Price is all over the board depending on the immersed experience you are demanding, from a few bucks to well – we’ll talk about that in the store, bring your check-book. Some of the more known products amongst the more inspired are Facebook-owned Oculus Rift and Microsoft’s own HoloLens, at $1000.00 or more. On the other end are low cost products. Mattel View-Master (remember the slide show model as a kid?), Google and a Microsoft “box-thing” offering. For example, Google uses a paper-box folded into a shape that holds your Android smartphone.
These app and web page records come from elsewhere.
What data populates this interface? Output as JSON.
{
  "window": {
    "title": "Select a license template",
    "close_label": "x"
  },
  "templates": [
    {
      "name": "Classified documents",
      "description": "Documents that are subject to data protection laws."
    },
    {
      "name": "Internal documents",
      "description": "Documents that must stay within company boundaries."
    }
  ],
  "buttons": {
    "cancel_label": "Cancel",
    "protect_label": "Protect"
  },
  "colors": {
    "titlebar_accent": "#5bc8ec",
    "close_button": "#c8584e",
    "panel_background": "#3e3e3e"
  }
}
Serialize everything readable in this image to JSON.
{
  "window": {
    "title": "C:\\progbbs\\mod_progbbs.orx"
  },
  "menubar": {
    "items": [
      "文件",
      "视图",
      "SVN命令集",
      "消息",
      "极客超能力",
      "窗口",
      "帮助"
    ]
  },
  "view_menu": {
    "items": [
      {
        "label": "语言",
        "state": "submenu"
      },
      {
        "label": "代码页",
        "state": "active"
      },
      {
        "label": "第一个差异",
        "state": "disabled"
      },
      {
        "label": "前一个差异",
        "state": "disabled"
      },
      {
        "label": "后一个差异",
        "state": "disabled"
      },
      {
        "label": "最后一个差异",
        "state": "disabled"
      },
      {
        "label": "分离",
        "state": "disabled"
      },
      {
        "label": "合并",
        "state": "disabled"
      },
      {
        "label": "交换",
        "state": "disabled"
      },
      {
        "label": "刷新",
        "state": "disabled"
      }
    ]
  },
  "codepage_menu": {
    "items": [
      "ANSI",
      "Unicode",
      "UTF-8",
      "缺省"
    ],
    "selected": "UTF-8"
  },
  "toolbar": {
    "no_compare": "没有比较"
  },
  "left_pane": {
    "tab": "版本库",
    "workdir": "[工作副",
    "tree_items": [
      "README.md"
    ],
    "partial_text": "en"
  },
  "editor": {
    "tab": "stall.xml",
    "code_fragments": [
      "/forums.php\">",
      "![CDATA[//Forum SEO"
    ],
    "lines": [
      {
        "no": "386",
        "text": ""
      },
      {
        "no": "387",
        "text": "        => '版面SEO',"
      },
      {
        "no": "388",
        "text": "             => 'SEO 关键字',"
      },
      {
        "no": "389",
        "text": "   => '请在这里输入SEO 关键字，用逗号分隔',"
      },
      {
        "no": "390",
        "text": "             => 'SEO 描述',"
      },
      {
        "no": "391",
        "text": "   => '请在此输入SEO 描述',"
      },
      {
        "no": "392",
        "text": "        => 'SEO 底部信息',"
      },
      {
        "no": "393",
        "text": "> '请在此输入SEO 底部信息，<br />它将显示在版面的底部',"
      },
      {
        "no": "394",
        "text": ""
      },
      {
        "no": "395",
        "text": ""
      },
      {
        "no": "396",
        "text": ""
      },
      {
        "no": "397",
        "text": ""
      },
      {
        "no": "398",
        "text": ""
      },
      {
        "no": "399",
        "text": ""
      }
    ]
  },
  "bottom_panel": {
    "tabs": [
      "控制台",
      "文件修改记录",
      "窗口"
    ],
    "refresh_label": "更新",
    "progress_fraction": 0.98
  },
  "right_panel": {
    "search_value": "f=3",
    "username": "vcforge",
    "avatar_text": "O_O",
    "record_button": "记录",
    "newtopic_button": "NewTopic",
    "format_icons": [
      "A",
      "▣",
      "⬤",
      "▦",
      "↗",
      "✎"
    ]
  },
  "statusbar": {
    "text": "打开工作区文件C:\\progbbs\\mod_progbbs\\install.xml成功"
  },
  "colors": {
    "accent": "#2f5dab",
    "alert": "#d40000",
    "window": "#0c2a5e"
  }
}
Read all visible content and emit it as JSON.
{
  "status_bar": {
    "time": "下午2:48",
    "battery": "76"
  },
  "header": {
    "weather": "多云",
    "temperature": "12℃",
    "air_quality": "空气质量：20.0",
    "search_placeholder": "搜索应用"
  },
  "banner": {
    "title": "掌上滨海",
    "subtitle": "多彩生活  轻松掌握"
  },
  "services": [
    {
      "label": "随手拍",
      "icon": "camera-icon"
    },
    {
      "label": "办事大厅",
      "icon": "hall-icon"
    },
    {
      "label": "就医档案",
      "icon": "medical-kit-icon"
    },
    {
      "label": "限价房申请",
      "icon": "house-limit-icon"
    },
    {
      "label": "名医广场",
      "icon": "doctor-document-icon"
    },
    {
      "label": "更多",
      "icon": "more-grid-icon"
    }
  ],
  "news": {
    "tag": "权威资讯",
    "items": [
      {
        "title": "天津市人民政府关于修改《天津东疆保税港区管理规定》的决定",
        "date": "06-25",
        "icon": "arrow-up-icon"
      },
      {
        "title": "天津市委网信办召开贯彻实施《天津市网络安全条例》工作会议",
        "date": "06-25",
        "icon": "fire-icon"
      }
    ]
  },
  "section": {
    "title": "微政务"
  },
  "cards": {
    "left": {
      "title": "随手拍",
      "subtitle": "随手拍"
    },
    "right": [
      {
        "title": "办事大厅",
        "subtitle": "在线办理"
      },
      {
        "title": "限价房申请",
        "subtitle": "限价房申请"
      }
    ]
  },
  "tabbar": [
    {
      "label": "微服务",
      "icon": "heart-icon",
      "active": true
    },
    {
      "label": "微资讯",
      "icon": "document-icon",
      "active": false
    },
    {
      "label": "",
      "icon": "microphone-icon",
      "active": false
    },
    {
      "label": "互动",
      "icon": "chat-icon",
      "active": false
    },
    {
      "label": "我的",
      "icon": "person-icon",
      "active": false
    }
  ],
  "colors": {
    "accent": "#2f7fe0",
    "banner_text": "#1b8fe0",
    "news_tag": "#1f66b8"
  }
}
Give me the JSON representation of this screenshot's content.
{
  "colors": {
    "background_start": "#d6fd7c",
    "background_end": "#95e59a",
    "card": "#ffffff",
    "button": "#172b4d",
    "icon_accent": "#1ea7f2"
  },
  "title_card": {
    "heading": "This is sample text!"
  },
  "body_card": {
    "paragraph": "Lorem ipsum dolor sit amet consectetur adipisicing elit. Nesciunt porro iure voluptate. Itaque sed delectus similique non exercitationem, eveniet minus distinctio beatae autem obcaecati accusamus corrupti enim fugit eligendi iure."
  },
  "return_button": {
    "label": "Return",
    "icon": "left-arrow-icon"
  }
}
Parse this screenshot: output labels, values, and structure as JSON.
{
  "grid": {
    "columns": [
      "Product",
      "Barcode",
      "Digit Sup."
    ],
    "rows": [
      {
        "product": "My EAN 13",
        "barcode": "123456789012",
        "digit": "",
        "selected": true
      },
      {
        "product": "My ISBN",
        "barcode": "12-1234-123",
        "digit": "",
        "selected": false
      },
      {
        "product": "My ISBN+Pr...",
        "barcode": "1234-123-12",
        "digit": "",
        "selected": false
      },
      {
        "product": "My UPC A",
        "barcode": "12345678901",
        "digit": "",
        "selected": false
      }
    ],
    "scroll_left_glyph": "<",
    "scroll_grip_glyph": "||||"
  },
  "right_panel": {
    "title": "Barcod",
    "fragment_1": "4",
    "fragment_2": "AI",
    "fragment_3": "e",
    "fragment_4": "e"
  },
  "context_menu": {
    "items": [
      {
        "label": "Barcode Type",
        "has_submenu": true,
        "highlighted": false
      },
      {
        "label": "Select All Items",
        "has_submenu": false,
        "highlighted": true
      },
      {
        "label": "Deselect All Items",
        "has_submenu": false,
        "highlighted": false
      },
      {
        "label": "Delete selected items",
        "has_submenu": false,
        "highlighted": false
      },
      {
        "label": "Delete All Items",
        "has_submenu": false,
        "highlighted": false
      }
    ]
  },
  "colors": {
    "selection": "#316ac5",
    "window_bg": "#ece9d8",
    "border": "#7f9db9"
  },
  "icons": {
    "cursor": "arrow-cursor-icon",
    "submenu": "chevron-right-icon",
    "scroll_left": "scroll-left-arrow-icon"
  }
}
Slide the phone in, take a closer look and presto VR for a few bucks. (Note to self: Upgrade to Windows 10 now because it supports VR.)
The industry is just rolling out and more will be on the way very quickly. The product development cycle on this technology is swift. According to Z News, “Disney is already creating content,” and not that old boring passé 3D stuff, but virtual interactive movies. No longer will you sit quietly in your seat to watch a movie. Now your head will swivel 360 degrees (that’s all around you) to watch and be “in” the movie. Weird, but I like weird.
“Walt Disney Co.’s interactive unit is considering bringing Disney Infinity or other video games into the world of virtual reality,” according to Z News, as well.
From Fortune (Fortune Magazine) comes this prediction, “Thanks to the advances in consumer virtual reality technology from big companies like Facebook-owned Oculus VR, Sony, HTC, Valve, Samsung, and Microsoft, Tractica forecasts the enterprise VR business to grow from $114 million in 2014 to over $4.5 billion by 2020.” Whew. Where’s my Googles? No, wait; I can’t feel my face…